Restating every entry exactly is the whole task.

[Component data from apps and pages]

-*-

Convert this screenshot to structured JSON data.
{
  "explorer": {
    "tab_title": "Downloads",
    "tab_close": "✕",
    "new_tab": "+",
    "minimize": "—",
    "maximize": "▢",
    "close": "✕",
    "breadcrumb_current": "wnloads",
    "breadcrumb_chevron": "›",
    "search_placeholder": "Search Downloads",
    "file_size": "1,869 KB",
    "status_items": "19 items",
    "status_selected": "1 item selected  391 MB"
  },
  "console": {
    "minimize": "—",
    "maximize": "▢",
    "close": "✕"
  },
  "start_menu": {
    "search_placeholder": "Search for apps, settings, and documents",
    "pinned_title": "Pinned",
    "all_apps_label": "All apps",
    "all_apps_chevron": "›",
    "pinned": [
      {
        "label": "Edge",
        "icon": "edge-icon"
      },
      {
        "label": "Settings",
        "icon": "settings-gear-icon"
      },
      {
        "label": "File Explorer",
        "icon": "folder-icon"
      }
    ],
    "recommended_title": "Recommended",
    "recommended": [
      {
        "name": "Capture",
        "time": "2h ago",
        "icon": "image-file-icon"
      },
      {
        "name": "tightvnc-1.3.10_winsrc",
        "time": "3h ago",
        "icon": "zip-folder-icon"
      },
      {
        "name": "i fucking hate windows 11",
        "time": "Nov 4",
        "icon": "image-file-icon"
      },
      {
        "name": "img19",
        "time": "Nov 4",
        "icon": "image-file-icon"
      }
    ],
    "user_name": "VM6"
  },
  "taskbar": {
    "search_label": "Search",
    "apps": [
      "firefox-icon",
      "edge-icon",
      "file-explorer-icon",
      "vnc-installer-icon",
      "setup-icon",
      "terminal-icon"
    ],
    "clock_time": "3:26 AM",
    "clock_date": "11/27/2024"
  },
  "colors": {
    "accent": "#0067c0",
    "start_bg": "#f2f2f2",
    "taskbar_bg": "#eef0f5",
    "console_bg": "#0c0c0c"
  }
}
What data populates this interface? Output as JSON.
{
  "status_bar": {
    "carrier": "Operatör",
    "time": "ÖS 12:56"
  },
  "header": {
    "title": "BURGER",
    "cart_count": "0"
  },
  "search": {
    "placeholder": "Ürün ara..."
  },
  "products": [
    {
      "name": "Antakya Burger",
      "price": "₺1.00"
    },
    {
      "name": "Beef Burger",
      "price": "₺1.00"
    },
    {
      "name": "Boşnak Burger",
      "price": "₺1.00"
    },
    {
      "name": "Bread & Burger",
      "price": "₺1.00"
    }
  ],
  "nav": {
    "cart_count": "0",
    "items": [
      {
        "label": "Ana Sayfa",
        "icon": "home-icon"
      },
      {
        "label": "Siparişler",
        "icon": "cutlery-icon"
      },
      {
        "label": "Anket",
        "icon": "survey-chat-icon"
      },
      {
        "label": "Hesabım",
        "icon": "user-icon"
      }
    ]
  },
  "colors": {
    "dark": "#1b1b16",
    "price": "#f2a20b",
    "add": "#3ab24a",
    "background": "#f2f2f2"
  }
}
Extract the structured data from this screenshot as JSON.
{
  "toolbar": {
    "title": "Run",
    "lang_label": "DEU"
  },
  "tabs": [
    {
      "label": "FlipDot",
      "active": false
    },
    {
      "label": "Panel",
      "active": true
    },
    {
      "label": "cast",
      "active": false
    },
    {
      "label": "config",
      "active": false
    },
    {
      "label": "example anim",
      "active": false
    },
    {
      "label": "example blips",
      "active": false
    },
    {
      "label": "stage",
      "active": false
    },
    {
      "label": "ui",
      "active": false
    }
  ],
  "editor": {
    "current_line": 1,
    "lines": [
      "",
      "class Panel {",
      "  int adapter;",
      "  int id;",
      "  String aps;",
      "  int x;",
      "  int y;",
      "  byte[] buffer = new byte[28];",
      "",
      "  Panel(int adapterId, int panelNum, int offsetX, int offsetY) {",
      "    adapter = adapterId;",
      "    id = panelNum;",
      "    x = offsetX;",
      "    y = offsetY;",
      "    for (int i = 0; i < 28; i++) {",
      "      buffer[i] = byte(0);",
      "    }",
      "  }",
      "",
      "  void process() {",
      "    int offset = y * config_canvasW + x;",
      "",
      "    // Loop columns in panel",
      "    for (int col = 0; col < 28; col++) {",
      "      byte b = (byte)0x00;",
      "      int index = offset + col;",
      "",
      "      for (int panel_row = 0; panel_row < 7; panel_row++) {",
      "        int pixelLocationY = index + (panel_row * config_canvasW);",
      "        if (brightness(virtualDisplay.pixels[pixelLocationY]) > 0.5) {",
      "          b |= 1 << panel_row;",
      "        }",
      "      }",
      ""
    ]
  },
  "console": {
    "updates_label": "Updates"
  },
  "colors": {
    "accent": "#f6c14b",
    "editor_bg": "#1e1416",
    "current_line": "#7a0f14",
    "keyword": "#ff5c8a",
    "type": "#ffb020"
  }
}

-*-

*Solution:*
Convert this screenshot to structured JSON data.
{
  "explorer": {
    "tab_title": "Downloads",
    "tab_close": "✕",
    "new_tab": "+",
    "minimize": "—",
    "maximize": "▢",
    "close": "✕",
    "breadcrumb_current": "wnloads",
    "breadcrumb_chevron": "›",
    "search_placeholder": "Search Downloads",
    "file_size": "1,869 KB",
    "status_items": "19 items",
    "status_selected": "1 item selected  391 MB"
  },
  "console": {
    "minimize": "—",
    "maximize": "▢",
    "close": "✕"
  },
  "start_menu": {
    "search_placeholder": "Search for apps, settings, and documents",
    "pinned_title": "Pinned",
    "all_apps_label": "All apps",
    "all_apps_chevron": "›",
    "pinned": [
      {
        "label": "Edge",
        "icon": "edge-icon"
      },
      {
        "label": "Settings",
        "icon": "settings-gear-icon"
      },
      {
        "label": "File Explorer",
        "icon": "folder-icon"
      }
    ],
    "recommended_title": "Recommended",
    "recommended": [
      {
        "name": "Capture",
        "time": "2h ago",
        "icon": "image-file-icon"
      },
      {
        "name": "tightvnc-1.3.10_winsrc",
        "time": "3h ago",
        "icon": "zip-folder-icon"
      },
      {
        "name": "i fucking hate windows 11",
        "time": "Nov 4",
        "icon": "image-file-icon"
      },
      {
        "name": "img19",
        "time": "Nov 4",
        "icon": "image-file-icon"
      }
    ],
    "user_name": "VM6"
  },
  "taskbar": {
    "search_label": "Search",
    "apps": [
      "firefox-icon",
      "edge-icon",
      "file-explorer-icon",
      "vnc-installer-icon",
      "setup-icon",
      "terminal-icon"
    ],
    "clock_time": "3:26 AM",
    "clock_date": "11/27/2024"
  },
  "colors": {
    "accent": "#0067c0",
    "start_bg": "#f2f2f2",
    "taskbar_bg": "#eef0f5",
    "console_bg": "#0c0c0c"
  }
}
What data populates this interface? Output as JSON.
{
  "status_bar": {
    "carrier": "Operatör",
    "time": "ÖS 12:56"
  },
  "header": {
    "title": "BURGER",
    "cart_count": "0"
  },
  "search": {
    "placeholder": "Ürün ara..."
  },
  "products": [
    {
      "name": "Antakya Burger",
      "price": "₺1.00"
    },
    {
      "name": "Beef Burger",
      "price": "₺1.00"
    },
    {
      "name": "Boşnak Burger",
      "price": "₺1.00"
    },
    {
      "name": "Bread & Burger",
      "price": "₺1.00"
    }
  ],
  "nav": {
    "cart_count": "0",
    "items": [
      {
        "label": "Ana Sayfa",
        "icon": "home-icon"
      },
      {
        "label": "Siparişler",
        "icon": "cutlery-icon"
      },
      {
        "label": "Anket",
        "icon": "survey-chat-icon"
      },
      {
        "label": "Hesabım",
        "icon": "user-icon"
      }
    ]
  },
  "colors": {
    "dark": "#1b1b16",
    "price": "#f2a20b",
    "add": "#3ab24a",
    "background": "#f2f2f2"
  }
}
Extract the structured data from this screenshot as JSON.
{
  "toolbar": {
    "title": "Run",
    "lang_label": "DEU"
  },
  "tabs": [
    {
      "label": "FlipDot",
      "active": false
    },
    {
      "label": "Panel",
      "active": true
    },
    {
      "label": "cast",
      "active": false
    },
    {
      "label": "config",
      "active": false
    },
    {
      "label": "example anim",
      "active": false
    },
    {
      "label": "example blips",
      "active": false
    },
    {
      "label": "stage",
      "active": false
    },
    {
      "label": "ui",
      "active": false
    }
  ],
  "editor": {
    "current_line": 1,
    "lines": [
      "",
      "class Panel {",
      "  int adapter;",
      "  int id;",
      "  String aps;",
      "  int x;",
      "  int y;",
      "  byte[] buffer = new byte[28];",
      "",
      "  Panel(int adapterId, int panelNum, int offsetX, int offsetY) {",
      "    adapter = adapterId;",
      "    id = panelNum;",
      "    x = offsetX;",
      "    y = offsetY;",
      "    for (int i = 0; i < 28; i++) {",
      "      buffer[i] = byte(0);",
      "    }",
      "  }",
      "",
      "  void process() {",
      "    int offset = y * config_canvasW + x;",
      "",
      "    // Loop columns in panel",
      "    for (int col = 0; col < 28; col++) {",
      "      byte b = (byte)0x00;",
      "      int index = offset + col;",
      "",
      "      for (int panel_row = 0; panel_row < 7; panel_row++) {",
      "        int pixelLocationY = index + (panel_row * config_canvasW);",
      "        if (brightness(virtualDisplay.pixels[pixelLocationY]) > 0.5) {",
      "          b |= 1 << panel_row;",
      "        }",
      "      }",
      ""
    ]
  },
  "console": {
    "updates_label": "Updates"
  },
  "colors": {
    "accent": "#f6c14b",
    "editor_bg": "#1e1416",
    "current_line": "#7a0f14",
    "keyword": "#ff5c8a",
    "type": "#ffb020"
  }
}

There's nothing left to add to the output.